September 16, 2020

by Reverend Dan on September 16, 2020

"By their fruits you shall know them."

                                                            Matthew 7:16


Sometime during the last century, the church seems to have adopted cultural standards for success. Factors such as income, attendance, and level of activity replaced the biblically based criteria of leading souls to Christ and making disciples.


Somewhere, somehow, sometime, many churches have adopted, implemented, and perfected a model of activity-based spirituality as the meter to determine how devoted a Christian you are.

-        The more you do around church, the holier you are.

-        The more events you attend, the more committed you are

-        The more committees you sit on, the more faithful you are.

-        The more ministries you participate in, the more alive your faith is.

-        The more you are at church, the more mature you are.

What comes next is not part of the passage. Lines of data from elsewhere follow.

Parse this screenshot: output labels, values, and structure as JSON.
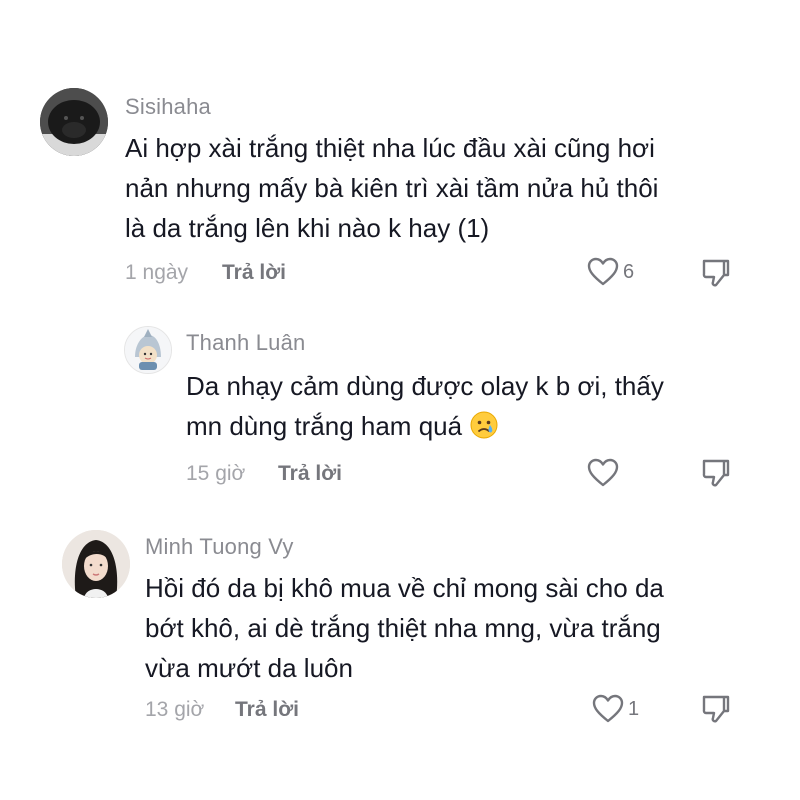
{
  "comments": [
    {
      "username": "Sisihaha",
      "text_lines": [
        "Ai hợp xài trắng thiệt nha lúc đầu xài cũng hơi",
        "nản nhưng mấy bà kiên trì xài tầm nửa hủ thôi",
        "là da trắng lên khi nào k hay (1)"
      ],
      "time": "1 ngày",
      "reply_label": "Trả lời",
      "likes": "6",
      "avatar_icon": "black-dog-avatar"
    },
    {
      "username": "Thanh Luân",
      "text_lines": [
        "Da nhạy cảm dùng được olay k b ơi, thấy",
        "mn dùng trắng ham quá"
      ],
      "emoji": "crying-face-emoji",
      "time": "15 giờ",
      "reply_label": "Trả lời",
      "likes": "",
      "avatar_icon": "shark-costume-avatar"
    },
    {
      "username": "Minh Tuong Vy",
      "text_lines": [
        "Hồi đó da bị khô mua về chỉ mong sài cho da",
        "bớt khô, ai dè trắng thiệt nha mng, vừa trắng",
        "vừa mướt da luôn"
      ],
      "time": "13 giờ",
      "reply_label": "Trả lời",
      "likes": "1",
      "avatar_icon": "woman-portrait-avatar"
    }
  ],
  "colors": {
    "text": "#161823",
    "username": "#8a8b91",
    "meta": "#a4a5aa",
    "icon": "#75767c"
  }
}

That's the theory of many churches today. The problem with this (besides the fact it is unscriptural) is that sometimes activity can replace a personal relationship with God. People are so focused on proving how faithful they are by how much they do at church, that they have no time left to sit alone and quiet in the presence of God.


The activity-based model of spirituality is flawed. And it's not Biblical. It is derived from the cultural ideal of living the American dream; of the more you do the more successful you must be. It’s from our “lift-yourself-up-by-your bootstraps” work ethic. It’s from the “God-helps-those-who-helps-themselves” creed. It’s from the “more is better” mentality. And that means in the end, our spiritual maturity is measured solely by our busyness, a characteristic of our culture and not the Christian faith.


I’m not saying it’s wrong by any means to participate in whatever God is calling you to do at church. After all, James say faith without works is dead. But whatever you do cannot be at the expense of your personal relationship and time with God.


The Bible's measure of spiritual maturity is not busyness, but fruitfulness. What are the fruits of what you are doing for God? Is your ministry producing fruit in the lives of others, or is it a check list, hoping that you can do enough to merit God’s grace and love?


Be busy for Christ and in His name. But don’t neglect to get to know personally the One in whose name you are busy.


"Father, Help us to always remember the reason we serve in Your name   In Jesus' name, AMEN."




Rev. Dan